The Anglican Covenant first was proposed in the 2004 Windsor Report as a way that the communion and its provinces might maintain unity despite differences, especially relating to biblical interpretation and human sexuality issues. The last ACC meeting, in Jamaica in May 2009, decided to delay release of the third and final draft of the covenant to the provinces for their consideration because the ACC members thought the covenant’s process for resolving disputes needed more work.
After a small working group solicited input from the provinces about that process, the final version of the covenant was released to the provinces for formal consideration in December 2009. An updated account of the status of that consideration is here.
The ACC is one of the four instruments of communion, the others being the archbishop of Canterbury (who serves as president of the ACC), the Lambeth Conference of Anglican bishops, and the Primates Meeting.
Formed in 1969, the ACC includes clergy and lay people, as well as bishops, among its delegates. The membership includes from one to three persons from each of the Anglican Communion’s 38 provinces, depending on the numerical size of each province. Where there are three members, there is a bishop, a priest and a lay person. Where fewer members are appointed, preference is given to lay membership.
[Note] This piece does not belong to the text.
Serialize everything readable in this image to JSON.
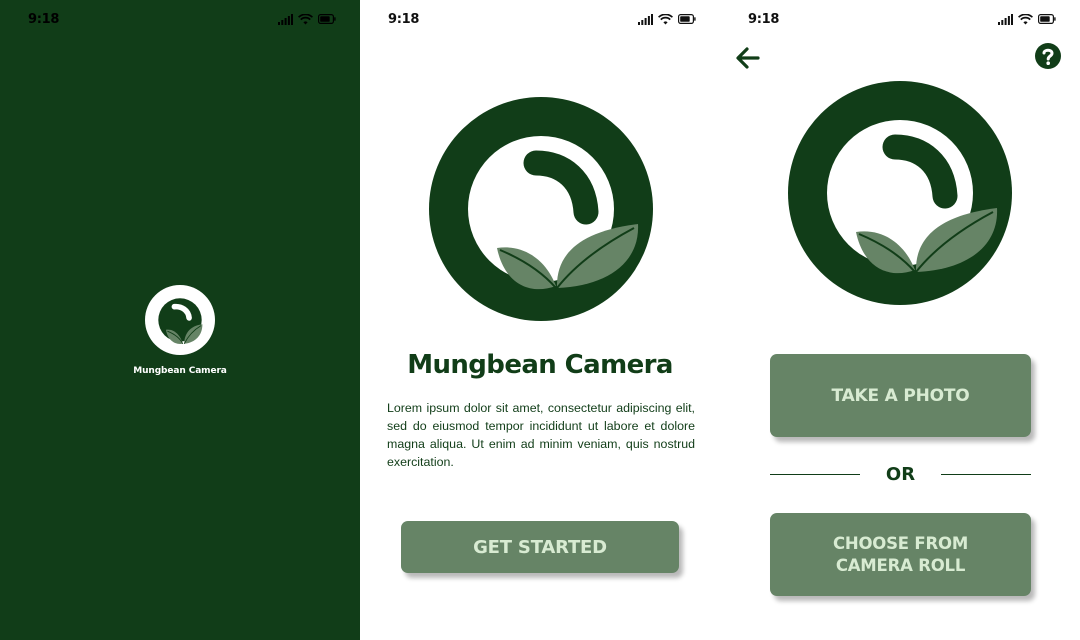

The ACC’s constitution is here.
The council meets every three years or four years and the Auckland meeting is the council’s 15th since it was created.
The Episcopal Church is represented by Josephine Hicks of North Carolina; the Rev. Gay Jennings of Ohio; and Bishop Ian Douglas of Connecticut.
Jefferts Schori is attending the meeting in her role as a member of the Anglican Communion Standing Committee, which met here prior to the start of the ACC meeting. Douglas is also a member of the Standing Committee.
A complete list of the ACC15 participants is here.
All ENS coverage of ACC15 is here.
– The Rev. Mary Frances Schjonberg is an editor/reporter for the Episcopal News Service.